* Exercise *
Search the records for lines that contain the word "icon". Copy them all.

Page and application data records
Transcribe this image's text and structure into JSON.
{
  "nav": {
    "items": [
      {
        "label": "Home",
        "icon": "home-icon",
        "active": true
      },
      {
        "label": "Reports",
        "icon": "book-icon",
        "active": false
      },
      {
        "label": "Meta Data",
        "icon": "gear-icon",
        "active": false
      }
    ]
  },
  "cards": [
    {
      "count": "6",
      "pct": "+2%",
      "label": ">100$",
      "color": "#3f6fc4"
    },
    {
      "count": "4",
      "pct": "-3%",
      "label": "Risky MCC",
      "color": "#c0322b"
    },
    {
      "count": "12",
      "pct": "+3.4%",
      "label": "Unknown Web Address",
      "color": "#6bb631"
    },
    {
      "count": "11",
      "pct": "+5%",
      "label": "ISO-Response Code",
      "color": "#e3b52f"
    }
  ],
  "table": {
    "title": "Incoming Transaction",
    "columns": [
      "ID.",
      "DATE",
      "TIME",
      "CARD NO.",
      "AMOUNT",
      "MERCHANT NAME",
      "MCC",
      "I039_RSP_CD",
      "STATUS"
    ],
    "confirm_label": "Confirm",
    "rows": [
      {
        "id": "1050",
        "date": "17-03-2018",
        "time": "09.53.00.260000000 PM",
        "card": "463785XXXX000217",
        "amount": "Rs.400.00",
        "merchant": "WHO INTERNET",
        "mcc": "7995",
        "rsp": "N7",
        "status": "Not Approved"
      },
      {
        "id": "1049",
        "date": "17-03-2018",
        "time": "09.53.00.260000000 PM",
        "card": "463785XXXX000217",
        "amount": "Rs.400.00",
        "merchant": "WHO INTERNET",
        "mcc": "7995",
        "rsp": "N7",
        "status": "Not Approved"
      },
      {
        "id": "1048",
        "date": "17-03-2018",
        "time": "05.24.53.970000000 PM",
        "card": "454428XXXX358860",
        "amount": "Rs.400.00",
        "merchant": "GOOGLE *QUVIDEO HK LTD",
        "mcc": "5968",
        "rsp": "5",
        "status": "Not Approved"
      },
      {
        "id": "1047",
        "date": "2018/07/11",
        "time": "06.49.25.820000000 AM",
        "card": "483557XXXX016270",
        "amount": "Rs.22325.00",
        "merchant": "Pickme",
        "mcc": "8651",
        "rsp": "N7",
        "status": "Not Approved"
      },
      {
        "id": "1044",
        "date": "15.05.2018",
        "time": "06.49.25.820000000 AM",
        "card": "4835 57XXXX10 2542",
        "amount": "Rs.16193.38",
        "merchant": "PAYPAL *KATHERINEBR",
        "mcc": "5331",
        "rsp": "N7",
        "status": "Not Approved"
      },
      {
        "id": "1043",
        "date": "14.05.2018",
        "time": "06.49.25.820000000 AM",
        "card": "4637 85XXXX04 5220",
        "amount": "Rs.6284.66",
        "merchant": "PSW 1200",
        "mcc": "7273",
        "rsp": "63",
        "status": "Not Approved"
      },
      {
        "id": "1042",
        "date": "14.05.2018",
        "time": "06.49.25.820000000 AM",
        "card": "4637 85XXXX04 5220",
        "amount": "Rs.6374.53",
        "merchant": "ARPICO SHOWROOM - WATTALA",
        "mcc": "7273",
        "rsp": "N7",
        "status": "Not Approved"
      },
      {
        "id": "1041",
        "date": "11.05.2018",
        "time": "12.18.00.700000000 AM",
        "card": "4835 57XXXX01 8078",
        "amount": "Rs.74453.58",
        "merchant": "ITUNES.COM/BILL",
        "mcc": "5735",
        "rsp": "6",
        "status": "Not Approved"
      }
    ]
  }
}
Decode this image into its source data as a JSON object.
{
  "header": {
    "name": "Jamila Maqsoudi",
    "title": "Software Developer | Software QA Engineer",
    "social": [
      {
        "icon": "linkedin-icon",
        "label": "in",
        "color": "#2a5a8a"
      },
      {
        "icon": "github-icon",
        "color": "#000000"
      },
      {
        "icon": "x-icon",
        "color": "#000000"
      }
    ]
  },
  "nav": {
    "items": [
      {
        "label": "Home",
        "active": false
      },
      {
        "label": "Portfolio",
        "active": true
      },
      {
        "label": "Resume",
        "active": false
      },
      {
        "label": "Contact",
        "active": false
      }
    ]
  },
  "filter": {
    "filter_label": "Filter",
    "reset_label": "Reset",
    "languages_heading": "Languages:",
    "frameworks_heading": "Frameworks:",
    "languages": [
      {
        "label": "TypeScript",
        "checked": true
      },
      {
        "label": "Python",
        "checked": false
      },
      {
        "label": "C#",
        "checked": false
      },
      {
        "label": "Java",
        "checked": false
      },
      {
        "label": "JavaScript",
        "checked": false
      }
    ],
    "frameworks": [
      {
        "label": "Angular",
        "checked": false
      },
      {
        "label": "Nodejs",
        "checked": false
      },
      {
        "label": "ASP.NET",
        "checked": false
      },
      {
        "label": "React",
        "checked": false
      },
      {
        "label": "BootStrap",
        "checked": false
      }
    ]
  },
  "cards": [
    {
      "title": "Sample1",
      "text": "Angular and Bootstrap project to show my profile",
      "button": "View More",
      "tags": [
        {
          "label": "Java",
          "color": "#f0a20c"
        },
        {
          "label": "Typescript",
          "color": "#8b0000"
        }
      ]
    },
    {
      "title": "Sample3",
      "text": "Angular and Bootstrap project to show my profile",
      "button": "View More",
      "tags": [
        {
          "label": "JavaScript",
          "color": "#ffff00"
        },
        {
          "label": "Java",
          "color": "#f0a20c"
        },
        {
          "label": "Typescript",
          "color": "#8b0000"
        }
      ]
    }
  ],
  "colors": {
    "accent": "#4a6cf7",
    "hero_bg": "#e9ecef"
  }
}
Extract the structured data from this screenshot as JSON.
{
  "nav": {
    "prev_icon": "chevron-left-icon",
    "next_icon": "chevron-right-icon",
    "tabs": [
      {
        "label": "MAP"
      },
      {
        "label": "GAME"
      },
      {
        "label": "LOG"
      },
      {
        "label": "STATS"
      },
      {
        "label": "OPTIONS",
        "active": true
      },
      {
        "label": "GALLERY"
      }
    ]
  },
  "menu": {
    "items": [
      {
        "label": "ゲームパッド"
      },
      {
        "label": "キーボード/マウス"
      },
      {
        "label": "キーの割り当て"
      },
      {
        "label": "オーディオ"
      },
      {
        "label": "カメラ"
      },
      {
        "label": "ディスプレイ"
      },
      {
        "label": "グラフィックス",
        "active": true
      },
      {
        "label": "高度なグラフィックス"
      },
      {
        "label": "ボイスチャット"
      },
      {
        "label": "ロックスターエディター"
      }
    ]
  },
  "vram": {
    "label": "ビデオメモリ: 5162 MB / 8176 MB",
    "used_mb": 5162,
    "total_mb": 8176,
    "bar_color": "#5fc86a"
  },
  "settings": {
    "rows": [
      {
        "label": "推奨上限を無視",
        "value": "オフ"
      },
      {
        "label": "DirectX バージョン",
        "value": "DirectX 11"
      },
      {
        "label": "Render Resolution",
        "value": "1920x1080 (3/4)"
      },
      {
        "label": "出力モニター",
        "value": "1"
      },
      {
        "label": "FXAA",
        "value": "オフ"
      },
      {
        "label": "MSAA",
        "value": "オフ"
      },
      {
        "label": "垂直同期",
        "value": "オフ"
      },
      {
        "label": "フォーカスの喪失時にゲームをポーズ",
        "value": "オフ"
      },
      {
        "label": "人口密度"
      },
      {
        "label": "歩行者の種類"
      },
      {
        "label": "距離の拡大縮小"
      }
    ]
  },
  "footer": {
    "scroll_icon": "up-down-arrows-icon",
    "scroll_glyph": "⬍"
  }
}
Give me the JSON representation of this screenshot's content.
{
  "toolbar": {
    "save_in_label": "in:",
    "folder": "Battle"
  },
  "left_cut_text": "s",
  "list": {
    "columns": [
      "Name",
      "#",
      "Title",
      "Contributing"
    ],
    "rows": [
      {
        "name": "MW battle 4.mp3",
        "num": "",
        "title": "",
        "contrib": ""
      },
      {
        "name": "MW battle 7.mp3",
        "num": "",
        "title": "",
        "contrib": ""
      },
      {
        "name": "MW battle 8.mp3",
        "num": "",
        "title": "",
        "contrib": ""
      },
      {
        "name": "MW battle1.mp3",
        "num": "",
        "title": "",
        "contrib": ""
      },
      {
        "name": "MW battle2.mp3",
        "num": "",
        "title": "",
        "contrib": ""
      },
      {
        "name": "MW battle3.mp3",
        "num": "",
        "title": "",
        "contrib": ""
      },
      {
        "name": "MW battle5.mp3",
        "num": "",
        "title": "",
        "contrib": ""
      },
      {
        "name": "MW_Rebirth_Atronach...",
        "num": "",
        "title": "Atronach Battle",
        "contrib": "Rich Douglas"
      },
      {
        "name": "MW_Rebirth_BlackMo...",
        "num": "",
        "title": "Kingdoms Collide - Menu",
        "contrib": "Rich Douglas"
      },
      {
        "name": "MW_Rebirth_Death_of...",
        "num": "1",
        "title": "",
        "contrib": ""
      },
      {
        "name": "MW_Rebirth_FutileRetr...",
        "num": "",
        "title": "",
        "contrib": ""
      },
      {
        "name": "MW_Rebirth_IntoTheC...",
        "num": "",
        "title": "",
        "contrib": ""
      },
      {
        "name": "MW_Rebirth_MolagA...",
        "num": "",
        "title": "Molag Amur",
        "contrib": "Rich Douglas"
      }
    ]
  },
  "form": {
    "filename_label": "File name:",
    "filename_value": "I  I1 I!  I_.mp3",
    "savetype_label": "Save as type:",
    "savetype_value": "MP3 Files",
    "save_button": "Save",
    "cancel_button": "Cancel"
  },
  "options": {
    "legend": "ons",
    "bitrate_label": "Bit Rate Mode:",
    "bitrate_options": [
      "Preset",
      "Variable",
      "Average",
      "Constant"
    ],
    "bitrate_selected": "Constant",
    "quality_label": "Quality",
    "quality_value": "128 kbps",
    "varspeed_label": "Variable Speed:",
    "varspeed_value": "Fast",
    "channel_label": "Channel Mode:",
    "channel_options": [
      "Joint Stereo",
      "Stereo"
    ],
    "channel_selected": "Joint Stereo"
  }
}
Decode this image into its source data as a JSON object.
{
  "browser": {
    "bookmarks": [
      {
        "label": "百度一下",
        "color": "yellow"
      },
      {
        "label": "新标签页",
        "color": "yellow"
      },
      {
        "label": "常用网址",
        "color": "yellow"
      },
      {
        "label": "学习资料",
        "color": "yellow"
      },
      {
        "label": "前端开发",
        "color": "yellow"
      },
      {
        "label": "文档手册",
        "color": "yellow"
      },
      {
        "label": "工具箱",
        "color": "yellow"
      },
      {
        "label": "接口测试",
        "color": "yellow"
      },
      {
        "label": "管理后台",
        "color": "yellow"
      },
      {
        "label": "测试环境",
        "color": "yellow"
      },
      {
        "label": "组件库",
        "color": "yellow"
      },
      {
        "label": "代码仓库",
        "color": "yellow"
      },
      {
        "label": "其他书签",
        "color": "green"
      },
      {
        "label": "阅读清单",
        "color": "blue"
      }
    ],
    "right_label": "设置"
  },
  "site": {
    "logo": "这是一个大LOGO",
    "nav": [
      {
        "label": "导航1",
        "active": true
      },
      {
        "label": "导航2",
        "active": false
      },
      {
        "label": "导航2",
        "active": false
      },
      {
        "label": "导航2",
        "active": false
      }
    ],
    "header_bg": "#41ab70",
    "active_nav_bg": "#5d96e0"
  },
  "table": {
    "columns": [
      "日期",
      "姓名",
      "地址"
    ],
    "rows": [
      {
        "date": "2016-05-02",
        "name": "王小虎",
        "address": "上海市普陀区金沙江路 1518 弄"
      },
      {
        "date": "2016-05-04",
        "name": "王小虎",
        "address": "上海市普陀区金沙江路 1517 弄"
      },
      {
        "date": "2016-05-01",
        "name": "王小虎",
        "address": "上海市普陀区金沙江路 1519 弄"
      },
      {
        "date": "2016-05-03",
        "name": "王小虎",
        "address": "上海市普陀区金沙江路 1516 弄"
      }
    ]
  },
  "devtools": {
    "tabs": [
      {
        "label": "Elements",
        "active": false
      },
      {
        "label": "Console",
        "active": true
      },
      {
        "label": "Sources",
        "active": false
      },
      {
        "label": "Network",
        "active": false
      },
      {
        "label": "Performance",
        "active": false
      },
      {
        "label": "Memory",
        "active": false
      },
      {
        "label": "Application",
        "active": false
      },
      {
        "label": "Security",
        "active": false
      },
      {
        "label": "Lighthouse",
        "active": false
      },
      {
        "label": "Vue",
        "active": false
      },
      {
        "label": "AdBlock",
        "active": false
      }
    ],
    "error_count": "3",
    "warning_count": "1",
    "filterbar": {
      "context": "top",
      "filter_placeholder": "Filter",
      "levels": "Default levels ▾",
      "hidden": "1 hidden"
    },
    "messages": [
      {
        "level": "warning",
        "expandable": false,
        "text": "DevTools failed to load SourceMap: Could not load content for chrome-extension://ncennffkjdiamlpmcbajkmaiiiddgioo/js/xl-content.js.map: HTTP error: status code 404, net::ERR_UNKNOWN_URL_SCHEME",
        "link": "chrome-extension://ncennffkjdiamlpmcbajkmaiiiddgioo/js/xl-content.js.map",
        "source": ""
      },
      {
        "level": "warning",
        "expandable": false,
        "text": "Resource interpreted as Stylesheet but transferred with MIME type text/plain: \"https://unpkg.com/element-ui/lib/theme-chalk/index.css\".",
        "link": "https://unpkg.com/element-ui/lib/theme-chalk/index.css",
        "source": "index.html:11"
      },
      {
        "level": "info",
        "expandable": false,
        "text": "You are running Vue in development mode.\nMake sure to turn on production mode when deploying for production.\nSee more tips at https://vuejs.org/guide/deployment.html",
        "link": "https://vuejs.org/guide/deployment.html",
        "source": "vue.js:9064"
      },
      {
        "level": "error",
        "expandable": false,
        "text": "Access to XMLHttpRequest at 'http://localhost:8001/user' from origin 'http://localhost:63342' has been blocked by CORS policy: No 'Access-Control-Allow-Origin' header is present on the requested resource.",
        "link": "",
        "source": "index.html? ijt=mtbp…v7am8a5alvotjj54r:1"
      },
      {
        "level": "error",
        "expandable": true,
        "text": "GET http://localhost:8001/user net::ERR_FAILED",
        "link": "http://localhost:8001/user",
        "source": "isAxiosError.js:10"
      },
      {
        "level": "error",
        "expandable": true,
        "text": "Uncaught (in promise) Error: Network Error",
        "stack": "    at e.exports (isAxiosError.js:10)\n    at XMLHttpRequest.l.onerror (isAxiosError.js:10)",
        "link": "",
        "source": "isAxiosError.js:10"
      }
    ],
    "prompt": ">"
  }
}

* Written solution *
        "icon": "home-icon",
        "icon": "book-icon",
        "icon": "gear-icon",
        "icon": "linkedin-icon",
        "icon": "github-icon",
        "icon": "x-icon",
    "prev_icon": "chevron-left-icon",
    "next_icon": "chevron-right-icon",
    "scroll_icon": "up-down-arrows-icon",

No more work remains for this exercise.